For me, one of the takeaways has to do with what I’ve observed about the prolific nature of opportunity in professional photography. Opportunity is the single door you walk through that leads to a hundred more. After this image was published, Jeff Achey told me to buy a fax machine because I was going to be one of the few photographers worthy of receiving the magazine’s “Need’s List,” the list of images the magazine was looking for to illustrate the next issue’s upcoming content.
I was probably the only kid at San Jose State with a fax machine. And every month when that shot list came in, I saw it very differently than probably all the other photographers who got the Need’s List. I saw that list as my next month’s worth of work. I saw that list as the opportunity to hit the road, and go out and fill up my archive with the best pictures I could take.
And that’s exactly what I’d do. I’d load up my Civic, call up Rikki Ishoy and we’d hit the road. And we’d use the Need’s List as an excuse to see the climbing world and live the climbing lifestyle and work to capture every single image that Climbing Magazine needed that month.
Eventually, Duane Raleigh, then the publisher of Climbing Magazine, called me up because he was curious about how I always seemed to have all the right shots on the Need’s List. And when I explained to him what I was actually doing, he laughed.

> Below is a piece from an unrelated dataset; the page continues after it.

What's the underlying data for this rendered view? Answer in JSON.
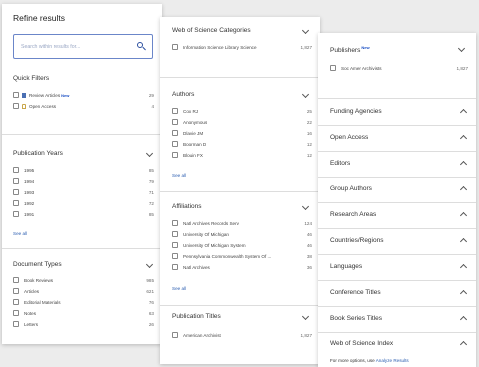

“Kid, that’s crazy, but keep it going! You’re saving me a ton of money!”
And over the next year, I went from this kid who had never been published in a climbing magazine to a guy who was either on the cover or had a feature in every issue—all shot on spec, on my own dime.
And from all that, the doors of opportunity continued to open.
This picture of Rikki Ishoy was my first of dozens of magazine covers. But without a doubt, it remains my favorite.